YOUR INSTRUCTIONS: Every line of the listing that contains the word "icon" is to be copied out.

INFORMATION GIVEN:
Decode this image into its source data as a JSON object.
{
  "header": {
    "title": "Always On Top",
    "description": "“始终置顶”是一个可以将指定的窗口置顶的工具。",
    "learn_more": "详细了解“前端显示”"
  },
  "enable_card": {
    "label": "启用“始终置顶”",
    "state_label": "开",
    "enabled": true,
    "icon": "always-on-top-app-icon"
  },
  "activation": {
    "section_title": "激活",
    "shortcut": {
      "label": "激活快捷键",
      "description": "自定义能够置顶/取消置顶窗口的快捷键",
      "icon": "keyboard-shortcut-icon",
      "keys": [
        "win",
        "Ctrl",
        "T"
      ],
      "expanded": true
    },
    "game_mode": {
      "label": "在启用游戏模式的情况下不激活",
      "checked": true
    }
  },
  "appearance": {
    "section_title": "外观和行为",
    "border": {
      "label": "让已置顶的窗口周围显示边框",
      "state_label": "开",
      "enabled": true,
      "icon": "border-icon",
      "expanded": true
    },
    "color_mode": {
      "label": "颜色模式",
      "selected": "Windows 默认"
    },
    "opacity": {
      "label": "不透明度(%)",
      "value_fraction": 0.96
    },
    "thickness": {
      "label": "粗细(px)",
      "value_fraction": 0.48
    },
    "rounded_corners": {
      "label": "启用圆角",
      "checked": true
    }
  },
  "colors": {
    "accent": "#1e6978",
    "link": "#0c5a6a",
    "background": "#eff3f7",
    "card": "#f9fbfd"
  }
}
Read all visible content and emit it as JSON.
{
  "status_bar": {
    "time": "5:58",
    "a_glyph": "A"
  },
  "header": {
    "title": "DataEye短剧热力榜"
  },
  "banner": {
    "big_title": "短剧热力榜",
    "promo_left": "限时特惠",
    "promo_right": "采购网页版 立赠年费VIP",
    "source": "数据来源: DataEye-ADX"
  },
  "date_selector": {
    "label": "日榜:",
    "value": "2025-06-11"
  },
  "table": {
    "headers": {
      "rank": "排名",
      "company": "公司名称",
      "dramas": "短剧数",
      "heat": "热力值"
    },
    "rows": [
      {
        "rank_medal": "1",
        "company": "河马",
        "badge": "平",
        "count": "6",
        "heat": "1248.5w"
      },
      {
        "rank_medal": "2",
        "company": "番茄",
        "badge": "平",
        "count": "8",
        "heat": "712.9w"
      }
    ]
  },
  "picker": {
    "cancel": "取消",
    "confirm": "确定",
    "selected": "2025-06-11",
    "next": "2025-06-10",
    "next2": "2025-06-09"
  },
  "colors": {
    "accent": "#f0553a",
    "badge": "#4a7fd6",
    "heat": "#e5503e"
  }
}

THE COMPLETED TASK:
    "icon": "always-on-top-app-icon"
      "icon": "keyboard-shortcut-icon",
      "icon": "border-icon",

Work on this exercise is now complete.